━━━━━ Data

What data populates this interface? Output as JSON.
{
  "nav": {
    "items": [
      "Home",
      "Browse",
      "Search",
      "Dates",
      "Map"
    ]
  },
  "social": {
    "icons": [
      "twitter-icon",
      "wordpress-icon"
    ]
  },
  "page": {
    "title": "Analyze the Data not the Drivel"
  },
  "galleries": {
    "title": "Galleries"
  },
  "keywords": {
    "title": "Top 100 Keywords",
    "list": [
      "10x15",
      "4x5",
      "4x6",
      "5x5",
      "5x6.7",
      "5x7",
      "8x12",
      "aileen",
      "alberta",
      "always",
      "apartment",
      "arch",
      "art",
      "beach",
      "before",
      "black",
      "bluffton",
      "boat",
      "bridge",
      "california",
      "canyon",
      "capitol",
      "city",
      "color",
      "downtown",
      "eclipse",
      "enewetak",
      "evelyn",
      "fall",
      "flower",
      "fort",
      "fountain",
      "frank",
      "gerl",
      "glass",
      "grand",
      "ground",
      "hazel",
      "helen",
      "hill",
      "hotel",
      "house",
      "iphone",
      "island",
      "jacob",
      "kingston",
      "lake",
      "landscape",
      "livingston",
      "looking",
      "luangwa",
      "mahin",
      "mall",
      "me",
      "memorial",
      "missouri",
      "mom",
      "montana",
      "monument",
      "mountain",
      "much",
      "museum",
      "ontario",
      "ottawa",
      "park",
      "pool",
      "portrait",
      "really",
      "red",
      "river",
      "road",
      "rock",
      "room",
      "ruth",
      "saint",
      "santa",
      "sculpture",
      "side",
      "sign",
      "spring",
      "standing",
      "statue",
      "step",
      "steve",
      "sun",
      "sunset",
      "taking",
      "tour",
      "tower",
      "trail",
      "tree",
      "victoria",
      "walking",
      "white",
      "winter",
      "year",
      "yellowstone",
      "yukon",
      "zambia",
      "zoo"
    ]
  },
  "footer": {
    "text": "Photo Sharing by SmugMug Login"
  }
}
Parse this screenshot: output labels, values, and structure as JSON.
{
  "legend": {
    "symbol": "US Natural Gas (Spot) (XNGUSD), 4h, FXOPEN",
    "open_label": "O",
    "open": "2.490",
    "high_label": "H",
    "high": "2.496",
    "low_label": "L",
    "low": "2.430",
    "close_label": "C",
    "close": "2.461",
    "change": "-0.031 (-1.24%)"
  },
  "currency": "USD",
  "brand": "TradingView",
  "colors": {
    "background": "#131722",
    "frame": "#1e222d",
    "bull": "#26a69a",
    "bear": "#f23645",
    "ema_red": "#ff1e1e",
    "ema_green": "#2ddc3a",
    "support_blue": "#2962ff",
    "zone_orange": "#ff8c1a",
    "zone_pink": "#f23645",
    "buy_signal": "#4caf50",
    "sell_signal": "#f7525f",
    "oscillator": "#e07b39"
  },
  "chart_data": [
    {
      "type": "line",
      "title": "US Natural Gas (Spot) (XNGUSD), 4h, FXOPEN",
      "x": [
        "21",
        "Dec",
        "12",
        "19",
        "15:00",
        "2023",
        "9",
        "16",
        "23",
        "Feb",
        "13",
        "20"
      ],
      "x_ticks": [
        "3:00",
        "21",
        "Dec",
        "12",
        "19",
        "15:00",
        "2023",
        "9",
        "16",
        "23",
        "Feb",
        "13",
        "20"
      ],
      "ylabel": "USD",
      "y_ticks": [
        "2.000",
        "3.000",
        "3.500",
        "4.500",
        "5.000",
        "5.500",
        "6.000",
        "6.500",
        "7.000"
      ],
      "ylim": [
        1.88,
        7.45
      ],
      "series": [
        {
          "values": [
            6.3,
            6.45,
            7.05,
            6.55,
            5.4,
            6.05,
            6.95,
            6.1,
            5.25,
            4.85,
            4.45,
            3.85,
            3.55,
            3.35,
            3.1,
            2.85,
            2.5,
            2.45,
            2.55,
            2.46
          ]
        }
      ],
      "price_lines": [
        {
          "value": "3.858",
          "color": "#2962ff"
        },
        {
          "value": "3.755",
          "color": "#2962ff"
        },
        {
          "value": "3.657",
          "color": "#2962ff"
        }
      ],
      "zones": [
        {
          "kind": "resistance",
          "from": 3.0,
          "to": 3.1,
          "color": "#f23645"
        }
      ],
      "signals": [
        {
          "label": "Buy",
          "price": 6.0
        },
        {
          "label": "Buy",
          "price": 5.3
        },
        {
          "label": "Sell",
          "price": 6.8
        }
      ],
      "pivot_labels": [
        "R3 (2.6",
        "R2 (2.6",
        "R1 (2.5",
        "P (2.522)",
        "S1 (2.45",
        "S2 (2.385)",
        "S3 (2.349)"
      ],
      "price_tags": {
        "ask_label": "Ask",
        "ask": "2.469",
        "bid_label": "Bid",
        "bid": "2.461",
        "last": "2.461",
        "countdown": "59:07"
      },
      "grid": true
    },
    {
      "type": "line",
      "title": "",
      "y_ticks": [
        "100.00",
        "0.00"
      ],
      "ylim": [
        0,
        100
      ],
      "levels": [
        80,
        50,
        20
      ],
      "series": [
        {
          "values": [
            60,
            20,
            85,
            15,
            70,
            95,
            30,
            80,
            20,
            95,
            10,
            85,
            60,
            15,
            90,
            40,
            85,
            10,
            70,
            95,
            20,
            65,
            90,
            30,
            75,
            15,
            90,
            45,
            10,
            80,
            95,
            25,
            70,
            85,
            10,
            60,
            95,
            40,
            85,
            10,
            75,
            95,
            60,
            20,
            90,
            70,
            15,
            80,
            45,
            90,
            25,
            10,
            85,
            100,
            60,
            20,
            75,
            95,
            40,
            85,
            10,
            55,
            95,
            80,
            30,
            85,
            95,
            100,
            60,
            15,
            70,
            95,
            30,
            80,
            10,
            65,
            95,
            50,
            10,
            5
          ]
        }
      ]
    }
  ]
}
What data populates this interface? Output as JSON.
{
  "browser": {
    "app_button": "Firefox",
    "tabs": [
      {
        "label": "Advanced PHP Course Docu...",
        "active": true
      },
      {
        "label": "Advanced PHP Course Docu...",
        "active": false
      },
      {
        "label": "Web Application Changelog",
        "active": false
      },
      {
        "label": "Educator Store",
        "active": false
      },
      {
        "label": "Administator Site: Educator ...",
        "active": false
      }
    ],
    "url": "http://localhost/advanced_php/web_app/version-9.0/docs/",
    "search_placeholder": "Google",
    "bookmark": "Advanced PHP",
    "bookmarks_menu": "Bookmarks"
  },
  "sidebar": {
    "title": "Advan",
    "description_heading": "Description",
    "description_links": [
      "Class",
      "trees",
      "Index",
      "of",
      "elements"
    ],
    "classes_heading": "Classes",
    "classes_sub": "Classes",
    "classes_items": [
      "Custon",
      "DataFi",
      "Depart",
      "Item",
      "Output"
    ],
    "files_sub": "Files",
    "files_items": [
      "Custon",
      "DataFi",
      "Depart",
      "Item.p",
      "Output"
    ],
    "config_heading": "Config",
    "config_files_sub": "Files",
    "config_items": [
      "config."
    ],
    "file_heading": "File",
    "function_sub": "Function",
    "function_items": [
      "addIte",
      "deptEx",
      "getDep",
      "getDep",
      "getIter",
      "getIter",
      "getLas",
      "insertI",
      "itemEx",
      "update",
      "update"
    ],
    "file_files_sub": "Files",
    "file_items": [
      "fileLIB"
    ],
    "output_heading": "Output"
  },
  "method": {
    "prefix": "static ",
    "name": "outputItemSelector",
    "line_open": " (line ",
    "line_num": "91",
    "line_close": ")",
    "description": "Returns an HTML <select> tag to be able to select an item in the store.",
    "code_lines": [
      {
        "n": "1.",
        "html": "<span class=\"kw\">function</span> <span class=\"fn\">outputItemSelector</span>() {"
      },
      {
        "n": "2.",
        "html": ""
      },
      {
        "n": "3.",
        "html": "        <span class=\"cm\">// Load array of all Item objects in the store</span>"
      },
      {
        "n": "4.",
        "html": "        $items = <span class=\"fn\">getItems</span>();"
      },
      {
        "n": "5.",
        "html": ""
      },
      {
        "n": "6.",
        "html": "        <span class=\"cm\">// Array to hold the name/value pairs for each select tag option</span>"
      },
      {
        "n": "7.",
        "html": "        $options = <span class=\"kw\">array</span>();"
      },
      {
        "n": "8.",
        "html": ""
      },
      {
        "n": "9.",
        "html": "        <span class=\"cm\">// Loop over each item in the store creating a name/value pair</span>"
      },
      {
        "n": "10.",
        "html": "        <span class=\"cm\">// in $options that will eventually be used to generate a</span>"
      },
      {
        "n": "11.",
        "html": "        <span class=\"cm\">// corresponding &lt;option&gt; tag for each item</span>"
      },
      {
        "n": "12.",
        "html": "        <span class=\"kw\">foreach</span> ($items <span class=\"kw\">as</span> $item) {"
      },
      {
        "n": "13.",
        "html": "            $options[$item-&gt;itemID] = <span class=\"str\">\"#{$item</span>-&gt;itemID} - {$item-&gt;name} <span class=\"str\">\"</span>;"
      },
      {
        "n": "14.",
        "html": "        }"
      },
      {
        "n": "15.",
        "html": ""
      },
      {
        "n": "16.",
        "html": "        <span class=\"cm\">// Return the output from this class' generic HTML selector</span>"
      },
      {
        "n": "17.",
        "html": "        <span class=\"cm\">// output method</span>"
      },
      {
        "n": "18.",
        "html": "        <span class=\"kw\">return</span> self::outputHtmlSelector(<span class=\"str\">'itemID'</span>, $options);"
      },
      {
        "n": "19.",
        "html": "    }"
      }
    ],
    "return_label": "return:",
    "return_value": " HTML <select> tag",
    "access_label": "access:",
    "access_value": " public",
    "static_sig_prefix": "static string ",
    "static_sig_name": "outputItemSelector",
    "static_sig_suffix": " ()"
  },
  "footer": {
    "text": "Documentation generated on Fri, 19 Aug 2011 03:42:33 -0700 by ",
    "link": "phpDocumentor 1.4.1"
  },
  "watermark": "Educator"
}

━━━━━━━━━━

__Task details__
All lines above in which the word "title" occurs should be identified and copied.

__Expected answer__
    "title": "Analyze the Data not the Drivel"
    "title": "Galleries"
    "title": "Top 100 Keywords",
      "title": "US Natural Gas (Spot) (XNGUSD), 4h, FXOPEN",
      "title": "",
    "title": "Advan",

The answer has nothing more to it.